(Component data from apps and pages)
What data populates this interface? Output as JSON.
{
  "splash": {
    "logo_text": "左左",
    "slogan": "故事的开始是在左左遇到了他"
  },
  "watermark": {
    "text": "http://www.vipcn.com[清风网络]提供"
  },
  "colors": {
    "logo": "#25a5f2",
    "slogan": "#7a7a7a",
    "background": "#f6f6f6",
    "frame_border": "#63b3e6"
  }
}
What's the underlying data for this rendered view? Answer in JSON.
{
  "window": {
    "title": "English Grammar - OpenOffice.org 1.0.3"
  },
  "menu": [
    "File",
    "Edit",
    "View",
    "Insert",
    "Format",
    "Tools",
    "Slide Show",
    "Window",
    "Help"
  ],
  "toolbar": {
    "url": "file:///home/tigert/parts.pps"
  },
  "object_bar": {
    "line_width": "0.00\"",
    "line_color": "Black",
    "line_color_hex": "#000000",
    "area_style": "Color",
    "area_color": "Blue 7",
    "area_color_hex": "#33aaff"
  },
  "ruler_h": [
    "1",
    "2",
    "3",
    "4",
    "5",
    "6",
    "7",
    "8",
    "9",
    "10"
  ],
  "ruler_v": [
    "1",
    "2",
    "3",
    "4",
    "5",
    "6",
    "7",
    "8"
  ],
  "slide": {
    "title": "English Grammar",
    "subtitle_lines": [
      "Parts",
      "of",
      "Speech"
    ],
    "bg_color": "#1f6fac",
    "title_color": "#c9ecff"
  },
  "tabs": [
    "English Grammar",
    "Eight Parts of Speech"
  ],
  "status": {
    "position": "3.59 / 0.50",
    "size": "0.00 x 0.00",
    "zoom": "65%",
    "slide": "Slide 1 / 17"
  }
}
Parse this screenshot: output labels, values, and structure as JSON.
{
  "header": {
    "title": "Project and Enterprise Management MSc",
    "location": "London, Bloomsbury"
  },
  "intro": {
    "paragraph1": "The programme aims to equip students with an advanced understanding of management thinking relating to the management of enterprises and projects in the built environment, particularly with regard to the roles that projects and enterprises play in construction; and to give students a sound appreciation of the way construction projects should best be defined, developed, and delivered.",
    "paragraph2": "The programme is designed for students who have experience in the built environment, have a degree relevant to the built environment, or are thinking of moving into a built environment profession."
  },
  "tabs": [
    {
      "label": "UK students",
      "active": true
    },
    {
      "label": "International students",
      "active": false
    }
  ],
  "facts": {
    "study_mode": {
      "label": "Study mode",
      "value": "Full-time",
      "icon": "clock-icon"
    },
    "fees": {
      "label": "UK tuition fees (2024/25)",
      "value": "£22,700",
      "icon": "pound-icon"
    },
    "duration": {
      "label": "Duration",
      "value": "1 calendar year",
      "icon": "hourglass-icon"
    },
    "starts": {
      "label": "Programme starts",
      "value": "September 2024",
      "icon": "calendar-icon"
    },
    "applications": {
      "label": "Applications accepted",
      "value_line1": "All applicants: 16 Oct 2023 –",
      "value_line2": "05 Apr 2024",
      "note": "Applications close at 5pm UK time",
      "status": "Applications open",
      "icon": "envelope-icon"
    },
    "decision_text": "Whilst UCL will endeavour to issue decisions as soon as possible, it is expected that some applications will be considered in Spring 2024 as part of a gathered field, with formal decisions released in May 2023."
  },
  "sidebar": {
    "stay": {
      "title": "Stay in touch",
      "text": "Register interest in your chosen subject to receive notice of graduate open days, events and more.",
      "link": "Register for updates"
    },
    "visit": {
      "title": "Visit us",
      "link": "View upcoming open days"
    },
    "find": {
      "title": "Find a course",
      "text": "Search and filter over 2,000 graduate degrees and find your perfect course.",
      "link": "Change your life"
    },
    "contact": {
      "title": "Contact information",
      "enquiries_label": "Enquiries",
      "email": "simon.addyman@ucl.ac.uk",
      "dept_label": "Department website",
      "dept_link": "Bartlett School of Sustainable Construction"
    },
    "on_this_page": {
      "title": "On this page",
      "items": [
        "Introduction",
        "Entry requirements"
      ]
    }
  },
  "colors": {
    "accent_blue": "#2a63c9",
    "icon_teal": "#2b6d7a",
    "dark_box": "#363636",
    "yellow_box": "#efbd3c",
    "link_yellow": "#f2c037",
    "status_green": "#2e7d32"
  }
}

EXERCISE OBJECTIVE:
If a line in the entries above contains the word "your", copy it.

SOLUTION TO THIS PROBLEM:
      "text": "Register interest in your chosen subject to receive notice of graduate open days, events and more.",
      "text": "Search and filter over 2,000 graduate degrees and find your perfect course.",
      "link": "Change your life"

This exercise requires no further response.